Depth chart analysis: Left guard
By Michael Rothstein
Over the next few weeks, WolverineNation will look at every position on the Michigan roster and give a depth chart analysis of each position on the roster heading into the offseason.
Yet another spot vacated by a departing senior on the offensive line, left guard for Michigan is going to be manned by someone with major potential.
Michigan liked Kyle Kalis enough to flirt with using him at left guard before the season started, when the Wolverines ended up redshirting him. They liked Joey Burzynski enough to take the walk-on and put him in the two-deep for the season, again someone who competed for a starting gig.
Michigan coaches liked walk-on Joey Burzynski enough to put him on the depth chart in 2012.
Now, one of those two guys will likely see the majority of the snaps this fall.
The starter: Kalis.
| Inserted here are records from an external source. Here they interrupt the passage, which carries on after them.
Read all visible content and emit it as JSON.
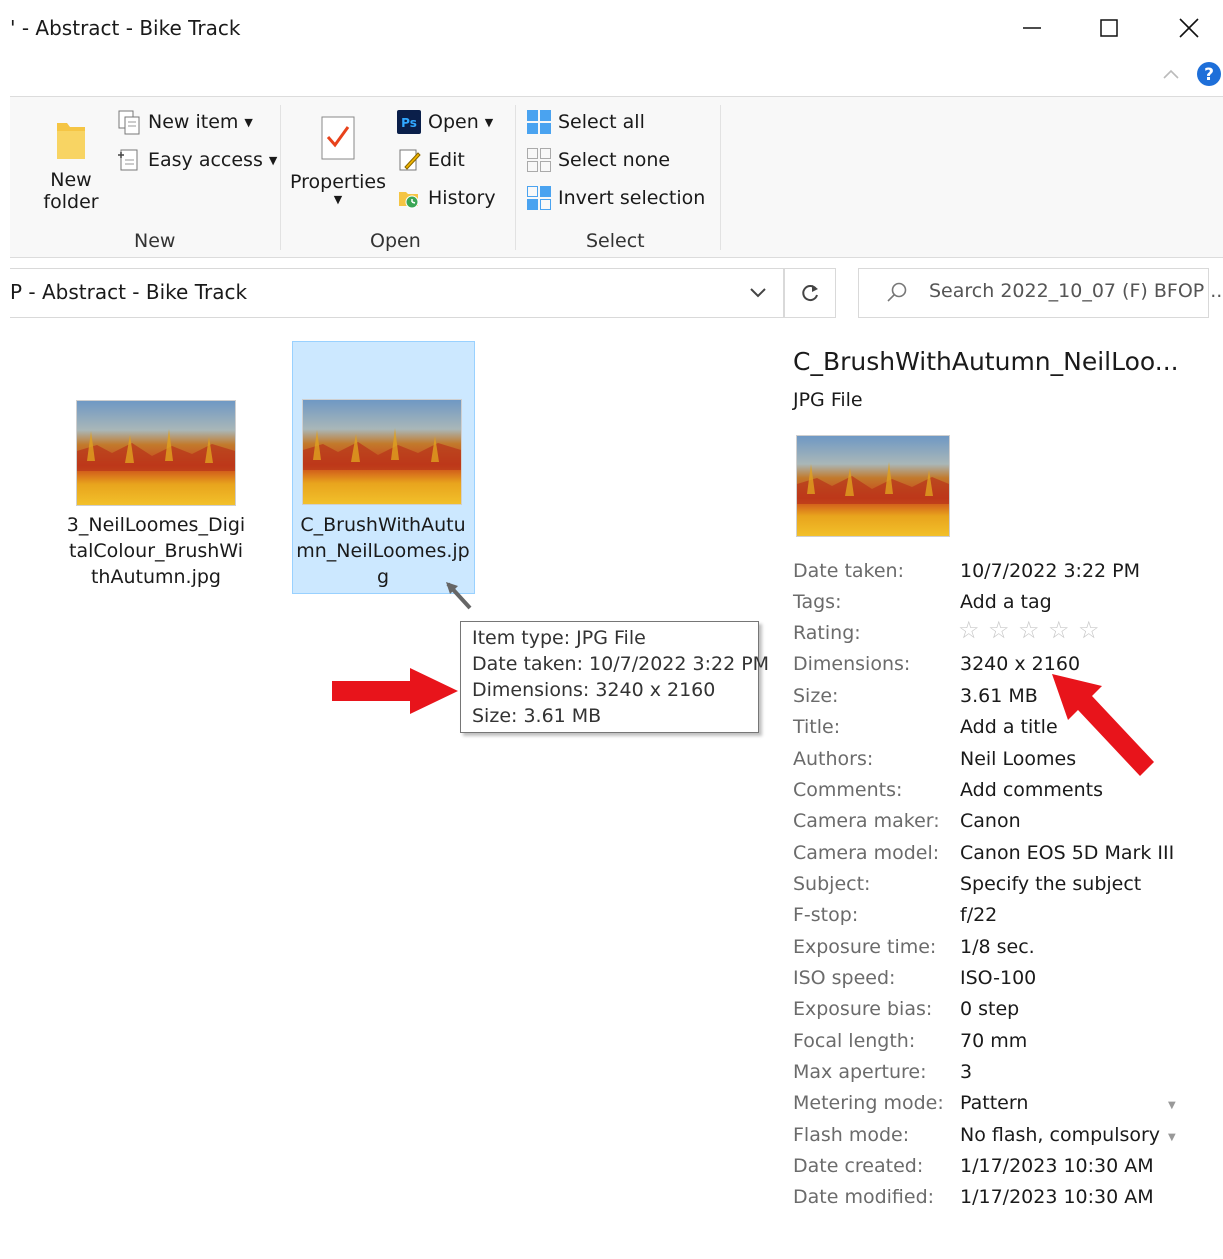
{
  "window": {
    "title": "' - Abstract - Bike Track"
  },
  "ribbon": {
    "new_group": {
      "label": "New",
      "new_folder_line1": "New",
      "new_folder_line2": "folder",
      "new_item": "New item",
      "easy_access": "Easy access"
    },
    "open_group": {
      "label": "Open",
      "properties": "Properties",
      "open": "Open",
      "edit": "Edit",
      "history": "History"
    },
    "select_group": {
      "label": "Select",
      "select_all": "Select all",
      "select_none": "Select none",
      "invert_selection": "Invert selection"
    }
  },
  "address": {
    "path": "P - Abstract - Bike Track",
    "search_placeholder": "Search 2022_10_07 (F) BFOP ..."
  },
  "files": [
    {
      "name": "3_NeilLoomes_DigitalColour_BrushWithAutumn.jpg"
    },
    {
      "name": "C_BrushWithAutumn_NeilLoomes.jpg"
    }
  ],
  "tooltip": {
    "item_type": "Item type: JPG File",
    "date_taken": "Date taken: 10/7/2022 3:22 PM",
    "dimensions": "Dimensions: 3240 x 2160",
    "size": "Size: 3.61 MB"
  },
  "details": {
    "title": "C_BrushWithAutumn_NeilLoo...",
    "type": "JPG File",
    "rating_stars": 0,
    "properties": [
      {
        "label": "Date taken:",
        "value": "10/7/2022 3:22 PM"
      },
      {
        "label": "Tags:",
        "value": "Add a tag"
      },
      {
        "label": "Rating:",
        "value": ""
      },
      {
        "label": "Dimensions:",
        "value": "3240 x 2160"
      },
      {
        "label": "Size:",
        "value": "3.61 MB"
      },
      {
        "label": "Title:",
        "value": "Add a title"
      },
      {
        "label": "Authors:",
        "value": "Neil Loomes"
      },
      {
        "label": "Comments:",
        "value": "Add comments"
      },
      {
        "label": "Camera maker:",
        "value": "Canon"
      },
      {
        "label": "Camera model:",
        "value": "Canon EOS 5D Mark III"
      },
      {
        "label": "Subject:",
        "value": "Specify the subject"
      },
      {
        "label": "F-stop:",
        "value": "f/22"
      },
      {
        "label": "Exposure time:",
        "value": "1/8 sec."
      },
      {
        "label": "ISO speed:",
        "value": "ISO-100"
      },
      {
        "label": "Exposure bias:",
        "value": "0 step"
      },
      {
        "label": "Focal length:",
        "value": "70 mm"
      },
      {
        "label": "Max aperture:",
        "value": "3"
      },
      {
        "label": "Metering mode:",
        "value": "Pattern"
      },
      {
        "label": "Flash mode:",
        "value": "No flash, compulsory"
      },
      {
        "label": "Date created:",
        "value": "1/17/2023 10:30 AM"
      },
      {
        "label": "Date modified:",
        "value": "1/17/2023 10:30 AM"
      }
    ]
  },
  "colors": {
    "selection": "#cce8ff",
    "accent": "#0078d7",
    "annotation_arrow": "#e8141b"
  }
}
He was legitimately in the conversation to see playing time at left guard before last season, competing with Burzynski and Ricky Barnum, who ended up beating both out for the job. But Kalis entered college a season ago the closest to being ready to play and at 6-foot-5, 294 pounds already has the frame to step right in. While he may struggle early after his redshirt season, he has the potential to be the best guard Michigan has had since Stephen Schilling.
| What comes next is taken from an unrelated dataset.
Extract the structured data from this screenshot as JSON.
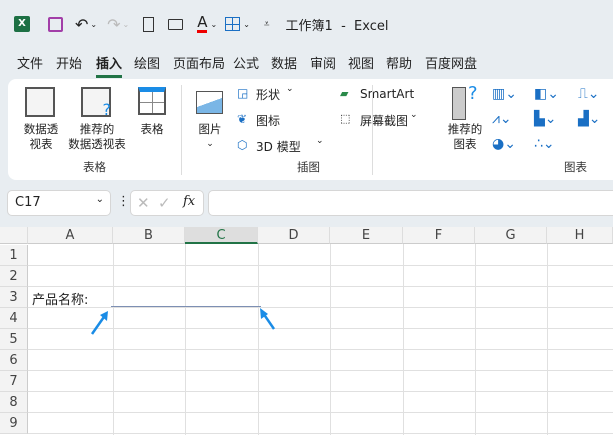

The depth: Burzynski, freshman Kyle Bosch, freshman David Dawson. Michigan doesn’t have a ton of experience here and if Bosch were to have a strong spring, he could be a contender to reach the two-deep at least. There is a lot of talent at the position, though, as Dawson is a highly-rated prospect and the coaches like Burzynski. There is also the chance tackle Michael Schofield moves inside if the staff feels comfortable with Ben Braden or Erik Magnuson out at right tackle.
The question mark: Could someone beat out Kalis? It is possible, obviously, as Kalis has never played a game at Michigan before, but since he arrived on campus it has always appeared the coaching staff and other players have been really high on him so it is likely he will play somewhere along the line. The question is likely at which guard spot.
The bottom line: While it is tough to know how players will truly adjust to seeing meaningful time and live snaps -- Brady Hoke admitted as much last season discussing his confidence in the defensive line -- all signs have pointed to Kalis being an exceptional talent. Now he will be aided even more by the return of Taylor Lewan, which gives him an NFL-level tackle to learn from and share blocks with. Save Devin Gardner, no one might benefit more from Lewan’s return than Kalis or whomever else plays left guard.